* [WHAT IS EXPECTED]: Each line of the material beneath should be duplicated exactly.

»»

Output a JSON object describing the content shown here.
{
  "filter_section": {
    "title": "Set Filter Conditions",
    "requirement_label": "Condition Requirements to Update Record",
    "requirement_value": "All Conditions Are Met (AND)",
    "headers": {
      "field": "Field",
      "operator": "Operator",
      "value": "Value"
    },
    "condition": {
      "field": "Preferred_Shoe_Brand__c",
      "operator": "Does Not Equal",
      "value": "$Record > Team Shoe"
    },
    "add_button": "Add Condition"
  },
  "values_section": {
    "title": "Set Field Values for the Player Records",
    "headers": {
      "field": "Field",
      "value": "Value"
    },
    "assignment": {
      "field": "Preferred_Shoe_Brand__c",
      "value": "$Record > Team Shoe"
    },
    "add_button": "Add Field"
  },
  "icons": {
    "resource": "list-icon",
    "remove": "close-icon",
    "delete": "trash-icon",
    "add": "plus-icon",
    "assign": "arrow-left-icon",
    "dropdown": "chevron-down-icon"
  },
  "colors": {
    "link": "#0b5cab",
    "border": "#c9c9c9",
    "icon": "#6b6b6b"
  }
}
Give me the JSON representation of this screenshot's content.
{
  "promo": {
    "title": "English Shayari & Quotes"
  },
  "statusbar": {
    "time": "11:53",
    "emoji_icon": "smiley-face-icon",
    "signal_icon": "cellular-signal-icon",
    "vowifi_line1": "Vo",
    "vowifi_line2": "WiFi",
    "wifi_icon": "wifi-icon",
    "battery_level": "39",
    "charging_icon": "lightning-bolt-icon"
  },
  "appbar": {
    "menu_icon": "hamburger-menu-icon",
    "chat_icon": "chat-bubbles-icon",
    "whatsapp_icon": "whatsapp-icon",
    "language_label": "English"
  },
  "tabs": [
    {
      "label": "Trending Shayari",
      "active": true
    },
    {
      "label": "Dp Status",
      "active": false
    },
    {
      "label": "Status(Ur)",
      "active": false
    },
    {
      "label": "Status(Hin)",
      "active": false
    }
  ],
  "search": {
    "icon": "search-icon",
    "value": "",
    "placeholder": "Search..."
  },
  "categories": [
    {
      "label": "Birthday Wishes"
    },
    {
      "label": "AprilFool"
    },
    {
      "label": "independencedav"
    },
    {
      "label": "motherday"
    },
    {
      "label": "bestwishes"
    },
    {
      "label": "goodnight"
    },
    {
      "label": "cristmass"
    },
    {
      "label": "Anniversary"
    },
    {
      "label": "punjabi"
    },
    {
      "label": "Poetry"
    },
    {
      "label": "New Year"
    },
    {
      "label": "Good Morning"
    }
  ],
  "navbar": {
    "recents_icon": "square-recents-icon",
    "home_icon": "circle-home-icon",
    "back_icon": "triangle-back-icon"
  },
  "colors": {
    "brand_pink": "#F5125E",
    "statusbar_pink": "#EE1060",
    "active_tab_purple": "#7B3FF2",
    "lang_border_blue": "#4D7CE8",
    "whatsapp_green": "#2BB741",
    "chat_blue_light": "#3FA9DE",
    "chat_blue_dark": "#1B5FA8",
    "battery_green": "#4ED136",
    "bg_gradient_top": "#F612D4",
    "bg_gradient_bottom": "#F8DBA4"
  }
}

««

* [SOLUTION FOR THIS PROBLEM]:
Output a JSON object describing the content shown here.
{
  "filter_section": {
    "title": "Set Filter Conditions",
    "requirement_label": "Condition Requirements to Update Record",
    "requirement_value": "All Conditions Are Met (AND)",
    "headers": {
      "field": "Field",
      "operator": "Operator",
      "value": "Value"
    },
    "condition": {
      "field": "Preferred_Shoe_Brand__c",
      "operator": "Does Not Equal",
      "value": "$Record > Team Shoe"
    },
    "add_button": "Add Condition"
  },
  "values_section": {
    "title": "Set Field Values for the Player Records",
    "headers": {
      "field": "Field",
      "value": "Value"
    },
    "assignment": {
      "field": "Preferred_Shoe_Brand__c",
      "value": "$Record > Team Shoe"
    },
    "add_button": "Add Field"
  },
  "icons": {
    "resource": "list-icon",
    "remove": "close-icon",
    "delete": "trash-icon",
    "add": "plus-icon",
    "assign": "arrow-left-icon",
    "dropdown": "chevron-down-icon"
  },
  "colors": {
    "link": "#0b5cab",
    "border": "#c9c9c9",
    "icon": "#6b6b6b"
  }
}
Give me the JSON representation of this screenshot's content.
{
  "promo": {
    "title": "English Shayari & Quotes"
  },
  "statusbar": {
    "time": "11:53",
    "emoji_icon": "smiley-face-icon",
    "signal_icon": "cellular-signal-icon",
    "vowifi_line1": "Vo",
    "vowifi_line2": "WiFi",
    "wifi_icon": "wifi-icon",
    "battery_level": "39",
    "charging_icon": "lightning-bolt-icon"
  },
  "appbar": {
    "menu_icon": "hamburger-menu-icon",
    "chat_icon": "chat-bubbles-icon",
    "whatsapp_icon": "whatsapp-icon",
    "language_label": "English"
  },
  "tabs": [
    {
      "label": "Trending Shayari",
      "active": true
    },
    {
      "label": "Dp Status",
      "active": false
    },
    {
      "label": "Status(Ur)",
      "active": false
    },
    {
      "label": "Status(Hin)",
      "active": false
    }
  ],
  "search": {
    "icon": "search-icon",
    "value": "",
    "placeholder": "Search..."
  },
  "categories": [
    {
      "label": "Birthday Wishes"
    },
    {
      "label": "AprilFool"
    },
    {
      "label": "independencedav"
    },
    {
      "label": "motherday"
    },
    {
      "label": "bestwishes"
    },
    {
      "label": "goodnight"
    },
    {
      "label": "cristmass"
    },
    {
      "label": "Anniversary"
    },
    {
      "label": "punjabi"
    },
    {
      "label": "Poetry"
    },
    {
      "label": "New Year"
    },
    {
      "label": "Good Morning"
    }
  ],
  "navbar": {
    "recents_icon": "square-recents-icon",
    "home_icon": "circle-home-icon",
    "back_icon": "triangle-back-icon"
  },
  "colors": {
    "brand_pink": "#F5125E",
    "statusbar_pink": "#EE1060",
    "active_tab_purple": "#7B3FF2",
    "lang_border_blue": "#4D7CE8",
    "whatsapp_green": "#2BB741",
    "chat_blue_light": "#3FA9DE",
    "chat_blue_dark": "#1B5FA8",
    "battery_green": "#4ED136",
    "bg_gradient_top": "#F612D4",
    "bg_gradient_bottom": "#F8DBA4"
  }
}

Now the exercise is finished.